How to Repair a Knit Hole
There are many ways to repair a hole in your knitted garment. Some are more obvious than others, depending on the size and location of the hole.
Fortunately, there are techniques that allow you to mend a hole without unravelling the entire sweater. Here are a few of them: 1. Darning.
1. Duplicate Stitches
If you spot the hole quickly enough it is possible to knit a small patch of new yarn onto the existing fabric and then stitch it in place with sewing thread. This is not ideal, as the new stitches won’t be anchored into the old fabric and they are likely to fall off again.
A better option is to work in duplicate stitch, which will blend in with the existing fabric. This is a form of embroidery that gets its name because it exactly follows–duplicates–the path of the underlying knitting.

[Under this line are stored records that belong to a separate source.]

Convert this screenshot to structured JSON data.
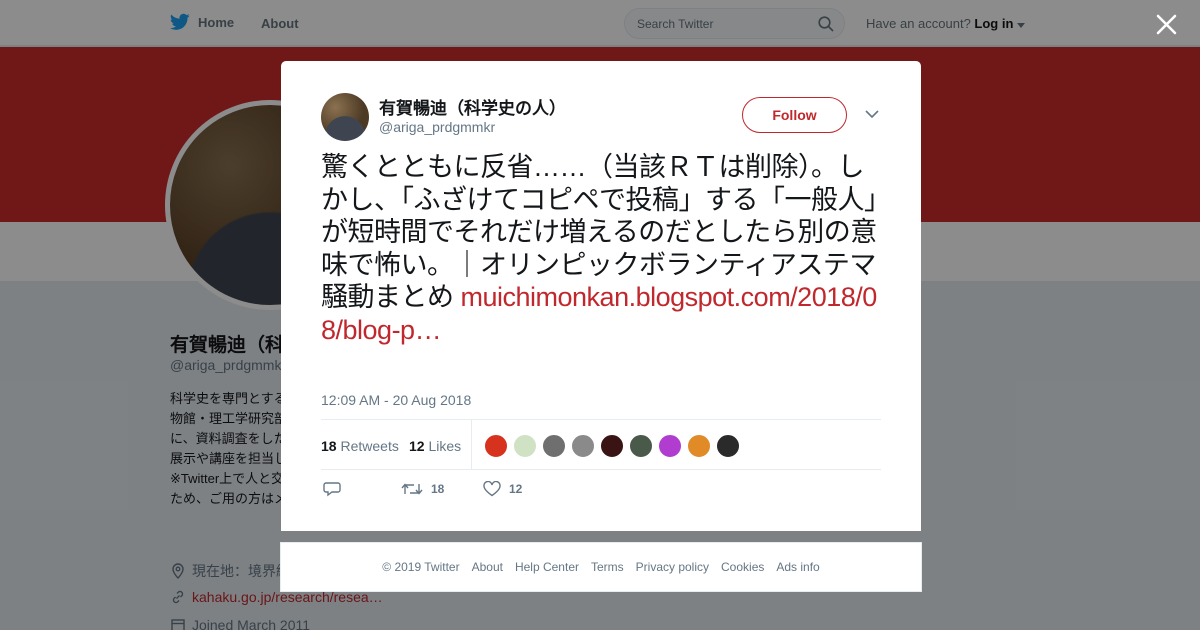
{
  "nav": {
    "home_label": "Home",
    "about_label": "About",
    "search_placeholder": "Search Twitter",
    "account_prompt": "Have an account?",
    "login_label": "Log in"
  },
  "profile": {
    "name": "有賀暢迪（科学史の人）",
    "handle": "@ariga_prdgmmkr",
    "bio": "科学史を専門とする研究者です。国立科学博物館・理工学研究部で、主に物理学史を中心に、資料調査をしたり、科学者資料の整理や展示や講座を担当したりしています。※Twitter上で人と交流することは控えているため、ご用の方はメールでお願いします。",
    "location": "現在地：境界線上",
    "website": "kahaku.go.jp/research/resea…",
    "joined": "Joined March 2011"
  },
  "tweet": {
    "author_name": "有賀暢迪（科学史の人）",
    "author_handle": "@ariga_prdgmmkr",
    "follow_label": "Follow",
    "text": "驚くとともに反省……（当該ＲＴは削除）。しかし、「ふざけてコピペで投稿」する「一般人」が短時間でそれだけ増えるのだとしたら別の意味で怖い。｜オリンピックボランティアステマ騒動まとめ ",
    "link": "muichimonkan.blogspot.com/2018/08/blog-p…",
    "timestamp": "12:09 AM - 20 Aug 2018",
    "retweets_count": "18",
    "retweets_label": "Retweets",
    "likes_count": "12",
    "likes_label": "Likes",
    "action_retweet_count": "18",
    "action_like_count": "12"
  },
  "liker_avatars": [
    {
      "color": "#d7321e"
    },
    {
      "color": "#cfe2c4"
    },
    {
      "color": "#6f6f6f"
    },
    {
      "color": "#8a8a8a"
    },
    {
      "color": "#3a1414"
    },
    {
      "color": "#4a5a4a"
    },
    {
      "color": "#b03cd0"
    },
    {
      "color": "#e08a28"
    },
    {
      "color": "#2a2a2a"
    }
  ],
  "footer": {
    "copyright": "© 2019 Twitter",
    "about": "About",
    "help": "Help Center",
    "terms": "Terms",
    "privacy": "Privacy policy",
    "cookies": "Cookies",
    "ads": "Ads info"
  },
  "colors": {
    "accent": "#c0282d",
    "banner": "#cc2c2c",
    "twitter_blue": "#1da1f2"
  }
}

For this method, you will need a piece of yarn that matches the color of the existing fabric and sewing thread or embroidery floss. Work this piece of yarn into the surrounding stitches around the hole, taking care not to twist or knot the thread. Now, slip the stitch that you want to repair from the right side of your work to the left. Using the tip of your needle, go through both arms of the stitch to anchor it in place.
2. Duplicate Stitches Across
To keep the mending stitches from being too bulky or catching on to other stitch edges, work the duplicate stitches as if you are tracing the knit pattern. Right handed people will find it easiest to do this from right to left.
Take a straight stitch going into the single layer of yarn and out again under one row of knitting closer to the hole. Then pass the needle over the next row of knitting and pull it taut but not too tight.
Continue creating vertical rows of stitches like this all the way around the hole, anchoring them into the surrounding sweater stitches. You can use yarn or embroidery thread, but something thicker than sewing thread will give you a more robust woven patch of stitches. Remember to leave a tail of mending thread when you start and end each row. You will bury these tails when you finish the patch. This will prevent the tails from pulling out later on.
3. Duplicate Stitches Over
If your hole is less than a few rows deep, you may not need to do much besides a little patchwork. Just loosely graft the stitches with a contrasting color sewing thread. You’ll have some extra ends to bury, but it should look pretty invisible!
If you have a bigger hole, you’ll want to duplicate stitch generously over the thinned fabric. Start by threading your needle through the space at the bottom of the “v” stitch you want to stitch over. Then, insert your needle under both legs of the stitch above it.
Repeat this step for each stitch above it, alternating under and over each one, to create a line of stitching at about a forty-five degree angle to your row of knit stitches. Be sure to gently snug each duplicate stitch so that it covers the underlying yarn without putting any pressure on the fabric or pulling out too tightly. This will help reduce peep-through and keep the stitches from collapsing.
4. Duplicate Stitches Around
If you catch a hole quickly, it’s easy to repair by simply stitching around the area. This can be a bit messy though, especially if the fabric is stretched out or pulled. Tug gently at the stitches to check that they are even.
To start, take a stitch in the fabric that is nearest to the hole. Then, on the opposite side of your work, take a stitch to the left of this stitch and then stitch under it. Repeat this process until you cover the entire area that has been damaged.
Once you’ve done this, it’s time to sew the yarn in place. You can use a yarn that’s a perfect match or you can go for a more patchwork style with contrasting colors. Just make sure that you anchor the mending thread so it doesn’t pull and cause your knit to unravel again! You can also block the pieces before and after this to help ensure tidy stitches.